__Task statement__:
Your task is to count the lines of the entries below that include the word "time" and to give only the resulting number.

=== Dataset entries ===

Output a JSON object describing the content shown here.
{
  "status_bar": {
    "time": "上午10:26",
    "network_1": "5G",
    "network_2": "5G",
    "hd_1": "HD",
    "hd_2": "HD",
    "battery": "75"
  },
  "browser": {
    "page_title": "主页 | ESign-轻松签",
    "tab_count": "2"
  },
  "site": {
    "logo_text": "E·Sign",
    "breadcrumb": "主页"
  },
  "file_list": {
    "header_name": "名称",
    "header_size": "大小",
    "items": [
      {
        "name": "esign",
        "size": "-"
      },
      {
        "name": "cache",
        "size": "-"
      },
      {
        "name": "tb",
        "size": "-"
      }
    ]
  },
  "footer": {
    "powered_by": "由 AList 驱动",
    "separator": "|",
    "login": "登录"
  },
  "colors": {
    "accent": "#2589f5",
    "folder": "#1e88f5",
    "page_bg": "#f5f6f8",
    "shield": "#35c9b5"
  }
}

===
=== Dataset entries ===

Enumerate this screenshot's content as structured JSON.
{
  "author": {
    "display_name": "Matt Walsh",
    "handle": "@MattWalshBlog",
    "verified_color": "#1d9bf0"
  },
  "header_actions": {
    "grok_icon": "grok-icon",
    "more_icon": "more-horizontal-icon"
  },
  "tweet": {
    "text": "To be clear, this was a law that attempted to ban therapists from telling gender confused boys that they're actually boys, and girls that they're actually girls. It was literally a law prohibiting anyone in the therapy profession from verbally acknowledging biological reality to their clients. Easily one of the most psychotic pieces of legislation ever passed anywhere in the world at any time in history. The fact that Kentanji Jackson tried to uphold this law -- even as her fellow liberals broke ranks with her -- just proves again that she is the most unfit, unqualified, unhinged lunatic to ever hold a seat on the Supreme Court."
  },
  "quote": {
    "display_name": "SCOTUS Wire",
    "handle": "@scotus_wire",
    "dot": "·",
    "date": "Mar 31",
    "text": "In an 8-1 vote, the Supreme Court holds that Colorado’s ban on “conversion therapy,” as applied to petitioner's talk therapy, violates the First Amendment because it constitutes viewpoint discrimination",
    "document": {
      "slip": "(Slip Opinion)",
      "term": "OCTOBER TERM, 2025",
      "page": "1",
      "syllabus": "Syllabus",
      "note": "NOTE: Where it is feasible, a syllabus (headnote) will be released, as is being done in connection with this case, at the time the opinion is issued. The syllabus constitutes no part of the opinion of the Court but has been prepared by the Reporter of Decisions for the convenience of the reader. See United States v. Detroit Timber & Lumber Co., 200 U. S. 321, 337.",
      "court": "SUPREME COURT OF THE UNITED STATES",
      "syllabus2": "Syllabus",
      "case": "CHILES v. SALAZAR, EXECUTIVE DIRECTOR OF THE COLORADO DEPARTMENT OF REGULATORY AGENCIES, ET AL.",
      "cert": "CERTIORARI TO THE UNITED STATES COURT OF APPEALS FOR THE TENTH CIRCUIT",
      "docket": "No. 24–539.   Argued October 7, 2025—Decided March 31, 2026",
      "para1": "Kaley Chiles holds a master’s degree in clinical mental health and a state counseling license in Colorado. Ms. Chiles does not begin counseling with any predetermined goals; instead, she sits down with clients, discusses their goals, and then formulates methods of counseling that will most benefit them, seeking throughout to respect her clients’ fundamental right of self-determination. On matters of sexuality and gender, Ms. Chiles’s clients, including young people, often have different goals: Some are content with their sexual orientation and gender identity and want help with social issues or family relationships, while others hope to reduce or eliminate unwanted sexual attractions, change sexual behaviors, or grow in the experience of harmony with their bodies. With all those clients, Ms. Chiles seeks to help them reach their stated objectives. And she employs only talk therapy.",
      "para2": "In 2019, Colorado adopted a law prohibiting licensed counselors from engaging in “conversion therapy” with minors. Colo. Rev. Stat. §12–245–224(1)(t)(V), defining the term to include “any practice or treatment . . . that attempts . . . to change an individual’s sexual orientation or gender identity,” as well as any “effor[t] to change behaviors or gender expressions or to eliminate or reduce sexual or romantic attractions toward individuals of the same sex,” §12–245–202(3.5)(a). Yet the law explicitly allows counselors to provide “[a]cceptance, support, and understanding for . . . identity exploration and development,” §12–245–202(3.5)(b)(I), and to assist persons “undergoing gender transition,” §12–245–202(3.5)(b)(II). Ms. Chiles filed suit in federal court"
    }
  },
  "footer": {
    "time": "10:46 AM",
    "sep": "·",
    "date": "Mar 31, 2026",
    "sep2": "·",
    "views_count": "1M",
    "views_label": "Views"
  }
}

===
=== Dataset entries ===

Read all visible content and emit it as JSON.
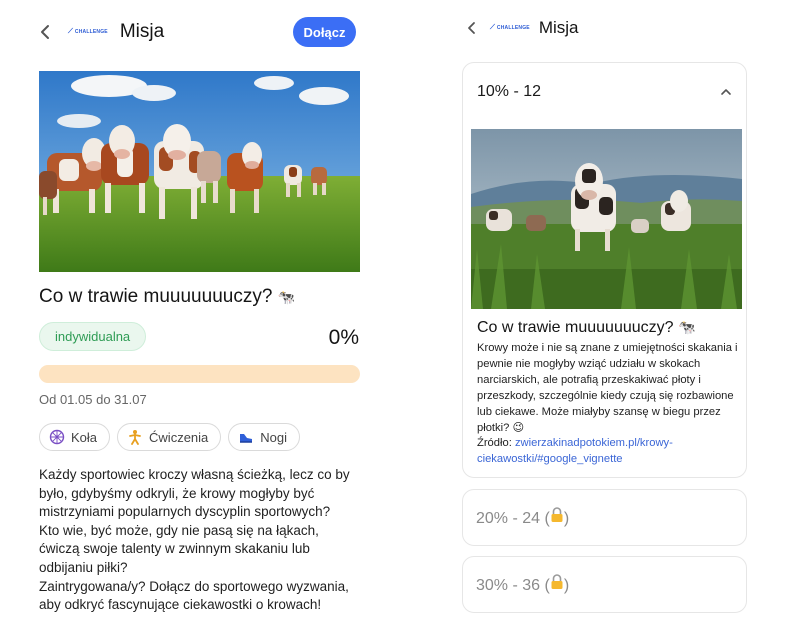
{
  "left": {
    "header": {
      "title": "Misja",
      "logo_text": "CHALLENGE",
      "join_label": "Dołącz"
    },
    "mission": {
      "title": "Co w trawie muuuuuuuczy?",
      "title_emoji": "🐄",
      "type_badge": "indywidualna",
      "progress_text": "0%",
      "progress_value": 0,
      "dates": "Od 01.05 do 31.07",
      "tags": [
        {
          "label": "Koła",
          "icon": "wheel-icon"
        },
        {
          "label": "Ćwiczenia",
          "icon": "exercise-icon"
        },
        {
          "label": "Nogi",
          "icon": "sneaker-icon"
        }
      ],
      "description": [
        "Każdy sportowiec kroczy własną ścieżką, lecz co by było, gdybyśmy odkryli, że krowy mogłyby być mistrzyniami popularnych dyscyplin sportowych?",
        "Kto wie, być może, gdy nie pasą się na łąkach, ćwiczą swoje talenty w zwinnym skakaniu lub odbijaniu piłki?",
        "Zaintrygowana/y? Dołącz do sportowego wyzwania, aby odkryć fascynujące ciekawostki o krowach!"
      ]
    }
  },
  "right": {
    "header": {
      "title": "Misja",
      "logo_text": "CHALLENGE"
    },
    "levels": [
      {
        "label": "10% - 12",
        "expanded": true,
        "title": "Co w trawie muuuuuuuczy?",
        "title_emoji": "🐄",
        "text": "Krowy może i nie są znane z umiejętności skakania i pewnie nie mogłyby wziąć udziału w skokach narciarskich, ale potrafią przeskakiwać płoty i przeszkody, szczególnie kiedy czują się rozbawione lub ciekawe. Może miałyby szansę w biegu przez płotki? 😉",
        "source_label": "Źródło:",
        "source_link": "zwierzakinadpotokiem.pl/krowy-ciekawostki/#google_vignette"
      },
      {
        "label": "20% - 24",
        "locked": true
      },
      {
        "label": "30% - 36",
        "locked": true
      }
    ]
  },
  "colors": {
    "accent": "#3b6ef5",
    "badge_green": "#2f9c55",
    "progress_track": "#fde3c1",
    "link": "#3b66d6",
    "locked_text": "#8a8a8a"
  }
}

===

__Your response__:
4